There was a notification of Environmental Impact Assessment (EIA), which says that no public hearing is required for any land acquired prior to 2006. This land was allotted prior to 2016. And we were to start our expansion based on this in 2009. But due to some reasons, we could not get the consent to establish. Now it is the same land we are planning to establish our entire industry since we got consent to establish in 2016 valid till 2023. So it is something applicable to all industries, EIA 2006 is applicable to all industries.
But the allegation is that it was made specifically for you.
Not at all, There's no political angle to it. The law of land was done by the Ministry of Environment, not by Tamil Nadu, and it was the same for all the industries. The state government has no role to play in it.
What is NGT's authority to restart the plant?
NGT can direct the state to give the certificate to operate if they find that nothing is wrong.
They can direct, or request?
The situation in the law is as follows. There is a prescribed procedure by which we request notice. They give five charges and we are to respond. These five charges are enough to stop an industry. NGT has to hear on merits. So around merits, we have brought our case to NGT but the Tamil Nadu state has come to challenge. They are saying that this should not be discussed at all in NGT so this matter is sub judice. In Jharkhand, Bihar, Bombay, they have directed the PCB to act in line with the law which is basically giving the industry, a chance to prove itself. The previous NGT had asked us to amend a few things in our plant which we did.
Copper cannot come from heaven. It has to be made either in India or abroad. If India doesn't want to make copper than close all the plants. If you can't close the other 3 plants then give us a fair chance to operate.

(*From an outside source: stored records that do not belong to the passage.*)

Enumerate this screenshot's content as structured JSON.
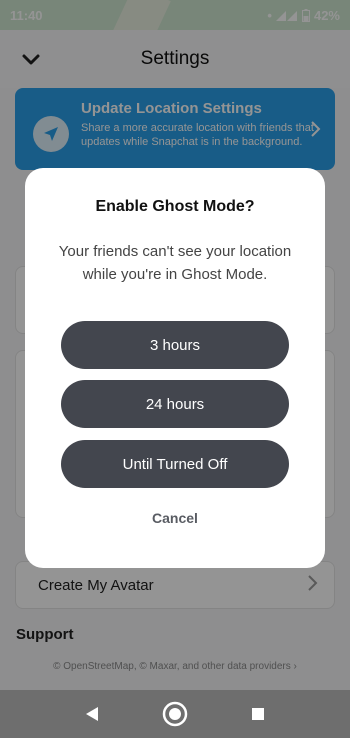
{
  "status_bar": {
    "time": "11:40",
    "battery": "42%"
  },
  "header": {
    "title": "Settings"
  },
  "location_card": {
    "title": "Update Location Settings",
    "description": "Share a more accurate location with friends that updates while Snapchat is in the background."
  },
  "background": {
    "avatar_row_label": "Create My Avatar",
    "support_heading": "Support",
    "credits": "© OpenStreetMap, © Maxar, and other data providers"
  },
  "dialog": {
    "title": "Enable Ghost Mode?",
    "body": "Your friends can't see your location while you're in Ghost Mode.",
    "options": [
      "3 hours",
      "24 hours",
      "Until Turned Off"
    ],
    "cancel": "Cancel"
  },
  "icons": {
    "back": "chevron-down-icon",
    "location": "location-arrow-icon",
    "nav": [
      "back-triangle-icon",
      "home-circle-icon",
      "recents-square-icon"
    ]
  },
  "colors": {
    "accent": "#2a9fe8",
    "pill": "#43464e"
  }
}
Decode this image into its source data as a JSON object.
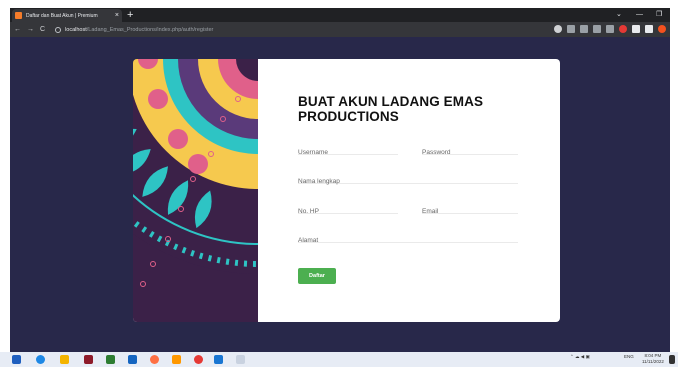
{
  "browser": {
    "tab_title": "Daftar dan Buat Akun | Premium",
    "tab_close": "×",
    "new_tab": "+",
    "url_host": "localhost",
    "url_path": "/Ladang_Emas_Productions/index.php/auth/register",
    "window_controls": {
      "chevron": "⌄",
      "minimize": "—",
      "maximize": "❐"
    },
    "nav": {
      "back": "←",
      "forward": "→",
      "reload": "C"
    }
  },
  "form": {
    "title": "BUAT AKUN LADANG EMAS PRODUCTIONS",
    "username_placeholder": "Username",
    "password_placeholder": "Password",
    "fullname_placeholder": "Nama lengkap",
    "phone_placeholder": "No. HP",
    "email_placeholder": "Email",
    "address_placeholder": "Alamat",
    "submit_label": "Daftar"
  },
  "taskbar": {
    "language": "ENG",
    "time": "8:04 PM",
    "date": "11/11/2022"
  },
  "colors": {
    "page_bg": "#28284a",
    "art_bg": "#3b2148",
    "button": "#4caf50"
  }
}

You have to look at the per capita consumption of copper, its only 0.5 kg as compared to China which is 7 kg and world standard is 3-4 kg. And now the government has started rural electrification, track electrification, etc. All these require copper. Renewable energy requires 5-6 times the copper as required in thermal energy, electric vehicles will use 5-6 times more copper. The growth of copper is phenomenal. So we are trying to match the capacity. Out of total 10 lakh tonnes of capacity, our domestic demand is nearly 700 thousand, and the remaining 300 thousand is exported. This 300 thousand demand will be covered in the next few years and we would be in shortage of copper. So we were looking to catch up with demand. We have this regional Comprehensive Economic Program, it's going to be the mother of all FTAs. China is also a part of it. China over the years is increasing its capacity for domestic consumption, 3 million tonnes of existing capacity is added. China's rate of copper consumption was in double digits until a few years ago, now their entire infrastructure is built for around 20 - 25 years. So their entire copper consumption has come down and growth has come down to single digits, some 2-3 pc. On one hand, they are increasing their capacity, but their consumption has reduced. So where will that copper go?How much investment has gone into this plant?
Rs 2,500 crore.

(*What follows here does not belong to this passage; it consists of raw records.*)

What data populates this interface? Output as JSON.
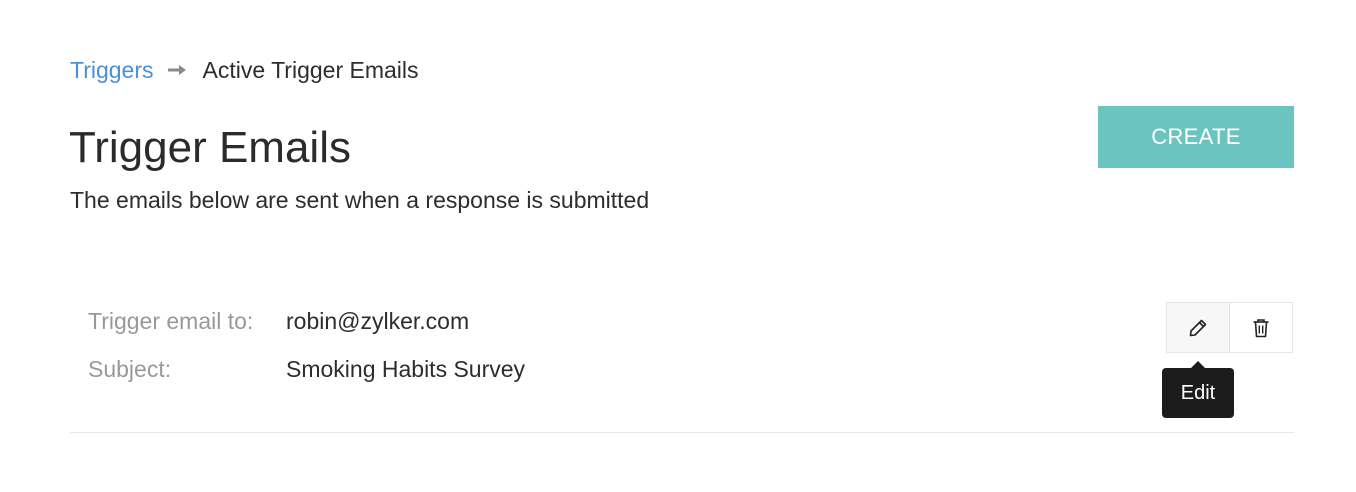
{
  "breadcrumb": {
    "parent": "Triggers",
    "current": "Active Trigger Emails",
    "separator_icon": "arrow-right-icon"
  },
  "header": {
    "title": "Trigger Emails",
    "subtitle": "The emails below are sent when a response is submitted",
    "create_label": "CREATE"
  },
  "trigger": {
    "email_label": "Trigger email to:",
    "email_value": "robin@zylker.com",
    "subject_label": "Subject:",
    "subject_value": "Smoking Habits Survey",
    "edit_icon": "pencil-icon",
    "delete_icon": "trash-icon",
    "tooltip": "Edit"
  },
  "colors": {
    "link": "#4a90d9",
    "accent": "#6cc4c1",
    "tooltip_bg": "#1c1c1c",
    "label_gray": "#999999"
  }
}
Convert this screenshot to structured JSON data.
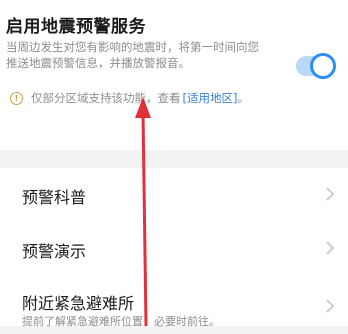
{
  "header": {
    "title": "启用地震预警服务",
    "description_line1": "当周边发生对您有影响的地震时，将第一时间向您",
    "description_line2": "推送地震预警信息，并播放警报音。",
    "toggle_state": "on",
    "accent_color": "#2e8df2"
  },
  "notice": {
    "icon": "info-circle-icon",
    "text": "仅部分区域支持该功能，查看",
    "link_text": "[适用地区]",
    "suffix": "。"
  },
  "menu": {
    "items": [
      {
        "label": "预警科普"
      },
      {
        "label": "预警演示"
      },
      {
        "label": "附近紧急避难所",
        "sublabel": "提前了解紧急避难所位置，必要时前往。"
      }
    ]
  },
  "annotation": {
    "arrow_color": "#e0303a"
  }
}
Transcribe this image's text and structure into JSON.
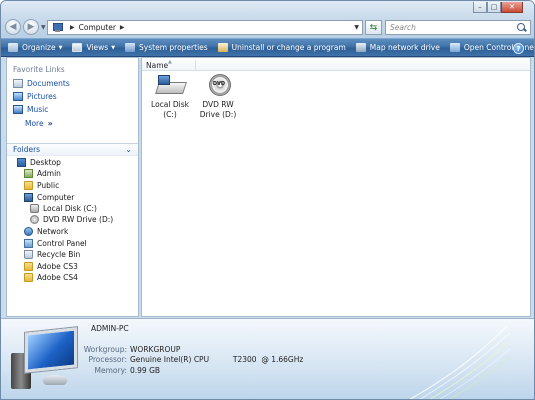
{
  "window": {
    "address": {
      "location": "Computer"
    },
    "search": {
      "placeholder": "Search"
    },
    "controls": {
      "minimize": "–",
      "maximize": "□",
      "close": "✕"
    }
  },
  "toolbar": {
    "items": [
      {
        "label": "Organize",
        "icon": "organize-icon",
        "dropdown": true
      },
      {
        "label": "Views",
        "icon": "views-icon",
        "dropdown": true
      },
      {
        "label": "System properties",
        "icon": "system-properties-icon"
      },
      {
        "label": "Uninstall or change a program",
        "icon": "uninstall-icon"
      },
      {
        "label": "Map network drive",
        "icon": "map-drive-icon"
      },
      {
        "label": "Open Control Panel",
        "icon": "control-panel-icon"
      }
    ],
    "help": "?"
  },
  "favorite_links": {
    "heading": "Favorite Links",
    "items": [
      "Documents",
      "Pictures",
      "Music"
    ],
    "more": "More"
  },
  "folders": {
    "heading": "Folders",
    "tree": [
      {
        "label": "Desktop",
        "icon": "desktop"
      },
      {
        "label": "Admin",
        "icon": "user"
      },
      {
        "label": "Public",
        "icon": "folder"
      },
      {
        "label": "Computer",
        "icon": "computer"
      },
      {
        "label": "Local Disk (C:)",
        "icon": "disk"
      },
      {
        "label": "DVD RW Drive (D:)",
        "icon": "dvd"
      },
      {
        "label": "Network",
        "icon": "network"
      },
      {
        "label": "Control Panel",
        "icon": "cpanel"
      },
      {
        "label": "Recycle Bin",
        "icon": "bin"
      },
      {
        "label": "Adobe CS3",
        "icon": "folder"
      },
      {
        "label": "Adobe CS4",
        "icon": "folder"
      }
    ]
  },
  "content": {
    "column_header": "Name",
    "drives": [
      {
        "line1": "Local Disk",
        "line2": "(C:)",
        "icon": "hard-disk-icon"
      },
      {
        "line1": "DVD RW",
        "line2": "Drive (D:)",
        "icon": "dvd-drive-icon"
      }
    ]
  },
  "details": {
    "computer_name": "ADMIN-PC",
    "workgroup_label": "Workgroup:",
    "workgroup": "WORKGROUP",
    "processor_label": "Processor:",
    "processor": "Genuine Intel(R) CPU          T2300  @ 1.66GHz",
    "memory_label": "Memory:",
    "memory": "0.99 GB"
  },
  "colors": {
    "toolbar": "#3c6ea4",
    "link": "#1b4fa3",
    "details_bg": "#d7e6f3"
  }
}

Including the new one?
No that is another Rs 3,700 crore, nearly Rs 2,000 crore committed.
How much is invested?
You can say about Rs 2000 crore. The investment might be little less, we have to check. But a lot of it has been committed, contracts have been made. We have to get into that as how to get back the advance and other things. We even started hiring people for that, the locals. It would have provided another 500 - 1000 employment.

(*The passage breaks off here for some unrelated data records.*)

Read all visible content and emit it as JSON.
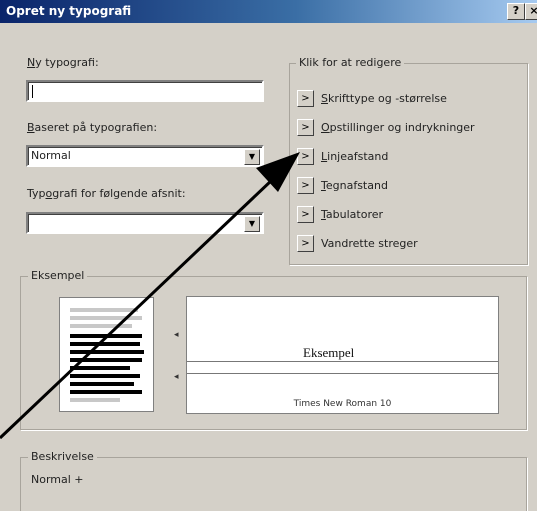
{
  "window": {
    "title": "Opret ny typografi",
    "help_label": "?",
    "close_label": "×"
  },
  "new_style": {
    "label_hotkey": "N",
    "label_rest": "y typografi:",
    "value": ""
  },
  "based_on": {
    "label_hotkey": "B",
    "label_rest": "aseret på typografien:",
    "value": "Normal"
  },
  "next_style": {
    "label_before": "Typ",
    "label_hotkey": "o",
    "label_rest": "grafi for følgende afsnit:",
    "value": ""
  },
  "edit_group": {
    "title": "Klik for at redigere",
    "button_label": ">",
    "items": [
      {
        "hotkey": "S",
        "rest": "krifttype og -størrelse"
      },
      {
        "hotkey": "O",
        "rest": "pstillinger og indrykninger"
      },
      {
        "hotkey": "L",
        "rest": "injeafstand"
      },
      {
        "hotkey": "T",
        "rest": "egnafstand"
      },
      {
        "hotkey": "T",
        "rest": "abulatorer"
      },
      {
        "hotkey": "",
        "rest": "Vandrette streger"
      }
    ]
  },
  "example": {
    "title": "Eksempel",
    "preview_text": "Eksempel",
    "font_info": "Times New Roman 10"
  },
  "description": {
    "title": "Beskrivelse",
    "text": "Normal +"
  },
  "colors": {
    "dialog_bg": "#d4d0c8",
    "annotation_arrow": "#000000"
  }
}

How hopeful are you about the July 30 NGT judgement?
We are hopeful. we'll see how it goes. It is a legal process. We would present our facts, we are strong on facts
Is NGT the only legal means that you have taken or there is Supreme Court or High Court as well?
We can't go to the Supreme Court right now. After NGT, the next is the Supreme Court.